── INFORMATION

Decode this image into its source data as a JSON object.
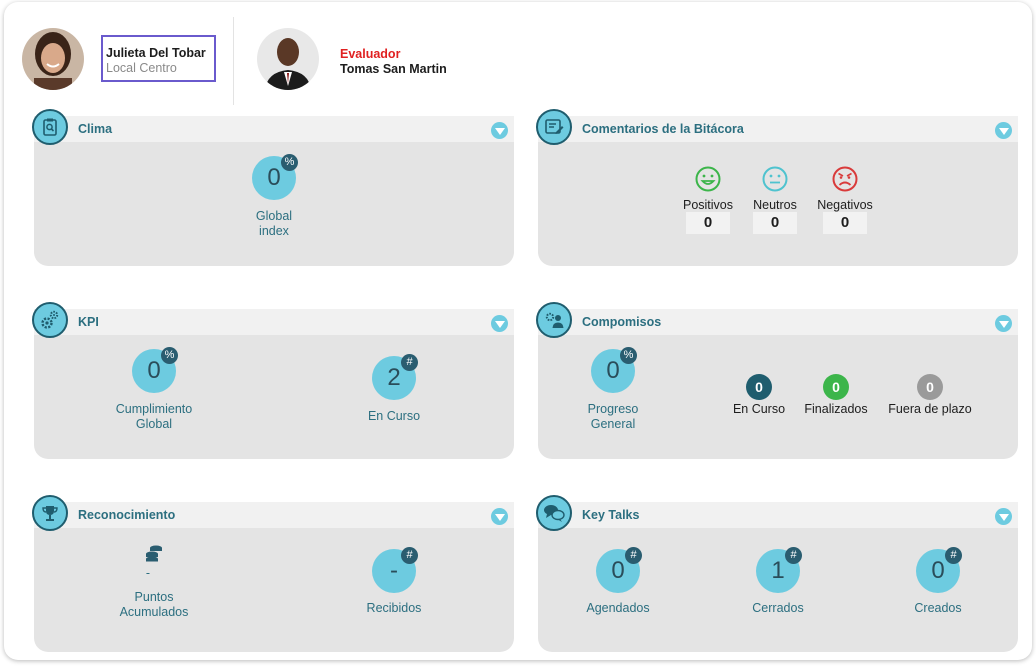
{
  "header": {
    "user_name": "Julieta Del Tobar",
    "user_location": "Local Centro",
    "evaluator_role": "Evaluador",
    "evaluator_name": "Tomas San Martin"
  },
  "cards": {
    "clima": {
      "title": "Clima",
      "value": "0",
      "badge": "%",
      "label_line1": "Global",
      "label_line2": "index"
    },
    "bitacora": {
      "title": "Comentarios de la Bitácora",
      "positive_label": "Positivos",
      "positive_count": "0",
      "neutral_label": "Neutros",
      "neutral_count": "0",
      "negative_label": "Negativos",
      "negative_count": "0"
    },
    "kpi": {
      "title": "KPI",
      "cumplimiento_value": "0",
      "cumplimiento_badge": "%",
      "cumplimiento_line1": "Cumplimiento",
      "cumplimiento_line2": "Global",
      "en_curso_value": "2",
      "en_curso_badge": "#",
      "en_curso_label": "En Curso"
    },
    "compromisos": {
      "title": "Compomisos",
      "progreso_value": "0",
      "progreso_badge": "%",
      "progreso_line1": "Progreso",
      "progreso_line2": "General",
      "en_curso_value": "0",
      "en_curso_label": "En Curso",
      "finalizados_value": "0",
      "finalizados_label": "Finalizados",
      "fuera_value": "0",
      "fuera_label": "Fuera de plazo"
    },
    "reconocimiento": {
      "title": "Reconocimiento",
      "puntos_value": "-",
      "puntos_line1": "Puntos",
      "puntos_line2": "Acumulados",
      "recibidos_value": "-",
      "recibidos_badge": "#",
      "recibidos_label": "Recibidos"
    },
    "keytalks": {
      "title": "Key Talks",
      "agendados_value": "0",
      "agendados_badge": "#",
      "agendados_label": "Agendados",
      "cerrados_value": "1",
      "cerrados_badge": "#",
      "cerrados_label": "Cerrados",
      "creados_value": "0",
      "creados_badge": "#",
      "creados_label": "Creados"
    }
  },
  "colors": {
    "accent": "#6dcbe0",
    "title_text": "#2c6f80",
    "dark_teal": "#1f5d6e",
    "positive": "#3cb54a",
    "neutral": "#4fc3cf",
    "negative": "#d93a3a",
    "finalizados": "#3cb54a",
    "fuera": "#9a9a9a",
    "evaluator_role": "#e02020"
  }
}
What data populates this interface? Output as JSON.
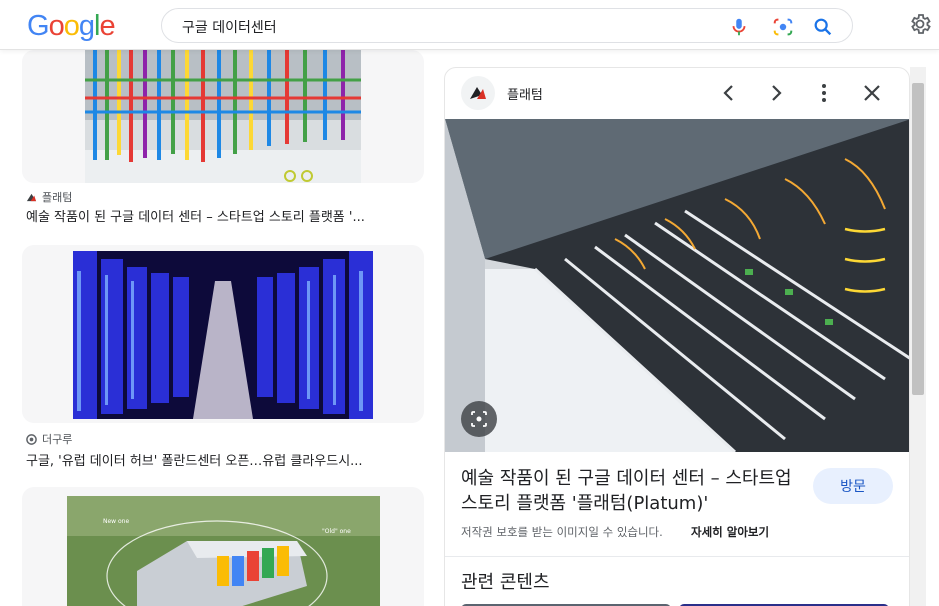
{
  "header": {
    "logo_letters": [
      "G",
      "o",
      "o",
      "g",
      "l",
      "e"
    ],
    "logo_colors": [
      "#4285F4",
      "#EA4335",
      "#FBBC05",
      "#4285F4",
      "#34A853",
      "#EA4335"
    ],
    "search_value": "구글 데이터센터",
    "icons": [
      "mic-icon",
      "google-lens-icon",
      "search-icon",
      "settings-gear-icon"
    ]
  },
  "results": [
    {
      "source": "플래텀",
      "title": "예술 작품이 된 구글 데이터 센터 – 스타트업 스토리 플랫폼 '..."
    },
    {
      "source": "더구루",
      "title": "구글, '유럽 데이터 허브' 폴란드센터 오픈…유럽 클라우드시..."
    },
    {
      "source": "",
      "title": ""
    }
  ],
  "result3_labels": {
    "new_one": "New one",
    "old_one": "\"Old\" one"
  },
  "preview": {
    "site_name": "플래텀",
    "title": "예술 작품이 된 구글 데이터 센터 – 스타트업 스토리 플랫폼 '플래텀(Platum)'",
    "visit_label": "방문",
    "copyright_text": "저작권 보호를 받는 이미지일 수 있습니다.",
    "learn_more": "자세히 알아보기",
    "related_heading": "관련 콘텐츠"
  },
  "colors": {
    "accent_blue": "#1a73e8",
    "visit_bg": "#e8f0fe"
  }
}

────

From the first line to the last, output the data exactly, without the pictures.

• [RESULT]
Decode this image into its source data as a JSON object.
{
  "header": {
    "user_name": "Julieta Del Tobar",
    "user_location": "Local Centro",
    "evaluator_role": "Evaluador",
    "evaluator_name": "Tomas San Martin"
  },
  "cards": {
    "clima": {
      "title": "Clima",
      "value": "0",
      "badge": "%",
      "label_line1": "Global",
      "label_line2": "index"
    },
    "bitacora": {
      "title": "Comentarios de la Bitácora",
      "positive_label": "Positivos",
      "positive_count": "0",
      "neutral_label": "Neutros",
      "neutral_count": "0",
      "negative_label": "Negativos",
      "negative_count": "0"
    },
    "kpi": {
      "title": "KPI",
      "cumplimiento_value": "0",
      "cumplimiento_badge": "%",
      "cumplimiento_line1": "Cumplimiento",
      "cumplimiento_line2": "Global",
      "en_curso_value": "2",
      "en_curso_badge": "#",
      "en_curso_label": "En Curso"
    },
    "compromisos": {
      "title": "Compomisos",
      "progreso_value": "0",
      "progreso_badge": "%",
      "progreso_line1": "Progreso",
      "progreso_line2": "General",
      "en_curso_value": "0",
      "en_curso_label": "En Curso",
      "finalizados_value": "0",
      "finalizados_label": "Finalizados",
      "fuera_value": "0",
      "fuera_label": "Fuera de plazo"
    },
    "reconocimiento": {
      "title": "Reconocimiento",
      "puntos_value": "-",
      "puntos_line1": "Puntos",
      "puntos_line2": "Acumulados",
      "recibidos_value": "-",
      "recibidos_badge": "#",
      "recibidos_label": "Recibidos"
    },
    "keytalks": {
      "title": "Key Talks",
      "agendados_value": "0",
      "agendados_badge": "#",
      "agendados_label": "Agendados",
      "cerrados_value": "1",
      "cerrados_badge": "#",
      "cerrados_label": "Cerrados",
      "creados_value": "0",
      "creados_badge": "#",
      "creados_label": "Creados"
    }
  },
  "colors": {
    "accent": "#6dcbe0",
    "title_text": "#2c6f80",
    "dark_teal": "#1f5d6e",
    "positive": "#3cb54a",
    "neutral": "#4fc3cf",
    "negative": "#d93a3a",
    "finalizados": "#3cb54a",
    "fuera": "#9a9a9a",
    "evaluator_role": "#e02020"
  }
}
What data populates this interface? Output as JSON.
{
  "header": {
    "logo_letters": [
      "G",
      "o",
      "o",
      "g",
      "l",
      "e"
    ],
    "logo_colors": [
      "#4285F4",
      "#EA4335",
      "#FBBC05",
      "#4285F4",
      "#34A853",
      "#EA4335"
    ],
    "search_value": "구글 데이터센터",
    "icons": [
      "mic-icon",
      "google-lens-icon",
      "search-icon",
      "settings-gear-icon"
    ]
  },
  "results": [
    {
      "source": "플래텀",
      "title": "예술 작품이 된 구글 데이터 센터 – 스타트업 스토리 플랫폼 '..."
    },
    {
      "source": "더구루",
      "title": "구글, '유럽 데이터 허브' 폴란드센터 오픈…유럽 클라우드시..."
    },
    {
      "source": "",
      "title": ""
    }
  ],
  "result3_labels": {
    "new_one": "New one",
    "old_one": "\"Old\" one"
  },
  "preview": {
    "site_name": "플래텀",
    "title": "예술 작품이 된 구글 데이터 센터 – 스타트업 스토리 플랫폼 '플래텀(Platum)'",
    "visit_label": "방문",
    "copyright_text": "저작권 보호를 받는 이미지일 수 있습니다.",
    "learn_more": "자세히 알아보기",
    "related_heading": "관련 콘텐츠"
  },
  "colors": {
    "accent_blue": "#1a73e8",
    "visit_bg": "#e8f0fe"
  }
}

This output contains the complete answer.